**What is needed**
Output the whole listing with nothing altered.
*-*-*
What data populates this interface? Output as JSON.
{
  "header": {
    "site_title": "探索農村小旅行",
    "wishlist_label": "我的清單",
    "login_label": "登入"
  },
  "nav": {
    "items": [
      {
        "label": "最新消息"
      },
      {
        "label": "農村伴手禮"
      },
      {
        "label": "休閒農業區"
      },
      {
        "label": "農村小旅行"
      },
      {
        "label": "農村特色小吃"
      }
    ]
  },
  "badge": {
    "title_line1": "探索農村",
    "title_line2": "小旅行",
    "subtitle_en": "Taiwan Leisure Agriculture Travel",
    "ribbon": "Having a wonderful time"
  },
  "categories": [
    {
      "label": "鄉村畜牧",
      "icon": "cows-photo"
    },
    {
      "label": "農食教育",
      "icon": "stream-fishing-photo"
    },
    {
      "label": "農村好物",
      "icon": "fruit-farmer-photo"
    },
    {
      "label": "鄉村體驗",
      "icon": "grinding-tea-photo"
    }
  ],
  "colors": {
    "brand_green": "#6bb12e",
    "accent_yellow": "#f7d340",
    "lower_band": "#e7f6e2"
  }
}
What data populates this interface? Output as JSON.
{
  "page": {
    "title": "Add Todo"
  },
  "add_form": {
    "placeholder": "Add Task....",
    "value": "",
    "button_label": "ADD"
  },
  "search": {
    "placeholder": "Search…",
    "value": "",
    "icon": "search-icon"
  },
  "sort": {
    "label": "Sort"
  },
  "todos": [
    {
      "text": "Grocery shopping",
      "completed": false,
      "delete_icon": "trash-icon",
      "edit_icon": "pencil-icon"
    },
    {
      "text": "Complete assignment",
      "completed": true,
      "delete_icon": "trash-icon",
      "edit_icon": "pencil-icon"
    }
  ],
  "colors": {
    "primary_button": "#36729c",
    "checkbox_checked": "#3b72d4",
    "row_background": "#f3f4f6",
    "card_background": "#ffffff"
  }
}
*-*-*
**Solution for this exercise**
What data populates this interface? Output as JSON.
{
  "header": {
    "site_title": "探索農村小旅行",
    "wishlist_label": "我的清單",
    "login_label": "登入"
  },
  "nav": {
    "items": [
      {
        "label": "最新消息"
      },
      {
        "label": "農村伴手禮"
      },
      {
        "label": "休閒農業區"
      },
      {
        "label": "農村小旅行"
      },
      {
        "label": "農村特色小吃"
      }
    ]
  },
  "badge": {
    "title_line1": "探索農村",
    "title_line2": "小旅行",
    "subtitle_en": "Taiwan Leisure Agriculture Travel",
    "ribbon": "Having a wonderful time"
  },
  "categories": [
    {
      "label": "鄉村畜牧",
      "icon": "cows-photo"
    },
    {
      "label": "農食教育",
      "icon": "stream-fishing-photo"
    },
    {
      "label": "農村好物",
      "icon": "fruit-farmer-photo"
    },
    {
      "label": "鄉村體驗",
      "icon": "grinding-tea-photo"
    }
  ],
  "colors": {
    "brand_green": "#6bb12e",
    "accent_yellow": "#f7d340",
    "lower_band": "#e7f6e2"
  }
}
What data populates this interface? Output as JSON.
{
  "page": {
    "title": "Add Todo"
  },
  "add_form": {
    "placeholder": "Add Task....",
    "value": "",
    "button_label": "ADD"
  },
  "search": {
    "placeholder": "Search…",
    "value": "",
    "icon": "search-icon"
  },
  "sort": {
    "label": "Sort"
  },
  "todos": [
    {
      "text": "Grocery shopping",
      "completed": false,
      "delete_icon": "trash-icon",
      "edit_icon": "pencil-icon"
    },
    {
      "text": "Complete assignment",
      "completed": true,
      "delete_icon": "trash-icon",
      "edit_icon": "pencil-icon"
    }
  ],
  "colors": {
    "primary_button": "#36729c",
    "checkbox_checked": "#3b72d4",
    "row_background": "#f3f4f6",
    "card_background": "#ffffff"
  }
}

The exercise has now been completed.